[Page and application data records]
----------

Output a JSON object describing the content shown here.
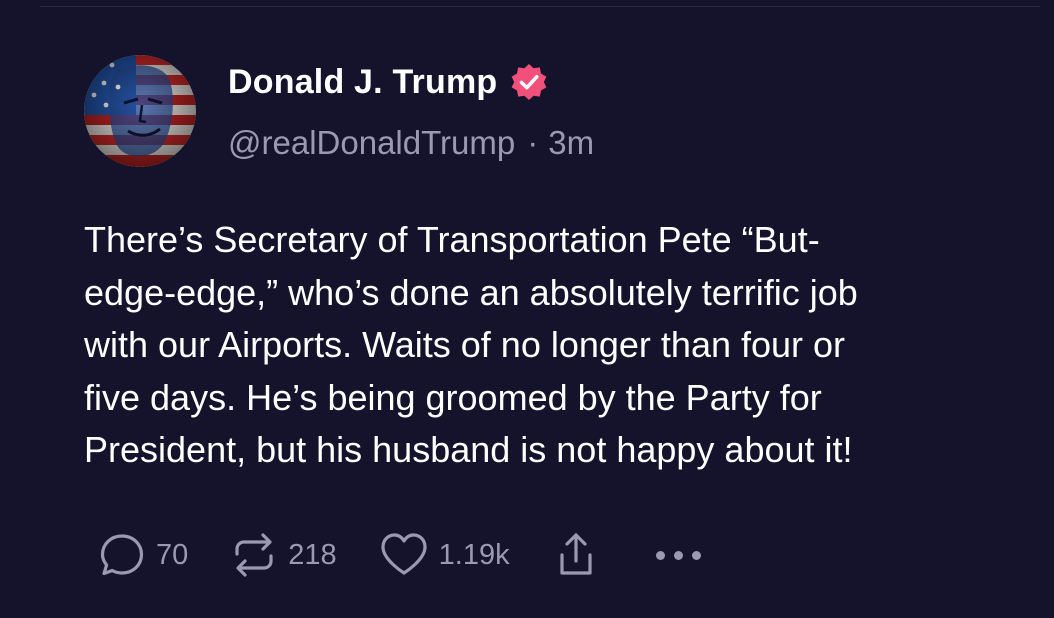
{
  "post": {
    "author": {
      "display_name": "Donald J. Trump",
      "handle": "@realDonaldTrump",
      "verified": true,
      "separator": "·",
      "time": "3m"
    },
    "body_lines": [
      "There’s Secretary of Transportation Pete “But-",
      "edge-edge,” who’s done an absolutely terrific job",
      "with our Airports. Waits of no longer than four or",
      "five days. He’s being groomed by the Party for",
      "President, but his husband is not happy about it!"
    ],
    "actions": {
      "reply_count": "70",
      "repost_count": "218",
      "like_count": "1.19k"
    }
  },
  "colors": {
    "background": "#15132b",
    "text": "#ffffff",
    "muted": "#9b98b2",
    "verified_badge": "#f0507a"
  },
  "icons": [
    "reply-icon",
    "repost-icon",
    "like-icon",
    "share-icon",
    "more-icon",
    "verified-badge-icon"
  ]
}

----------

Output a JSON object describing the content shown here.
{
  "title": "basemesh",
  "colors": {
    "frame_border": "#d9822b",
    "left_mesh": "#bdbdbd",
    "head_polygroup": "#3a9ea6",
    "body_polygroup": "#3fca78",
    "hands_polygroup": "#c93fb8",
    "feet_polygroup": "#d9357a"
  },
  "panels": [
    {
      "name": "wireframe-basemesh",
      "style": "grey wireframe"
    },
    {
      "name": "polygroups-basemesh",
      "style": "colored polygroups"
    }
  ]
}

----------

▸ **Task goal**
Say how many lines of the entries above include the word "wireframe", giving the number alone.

▸ **Task answer**
2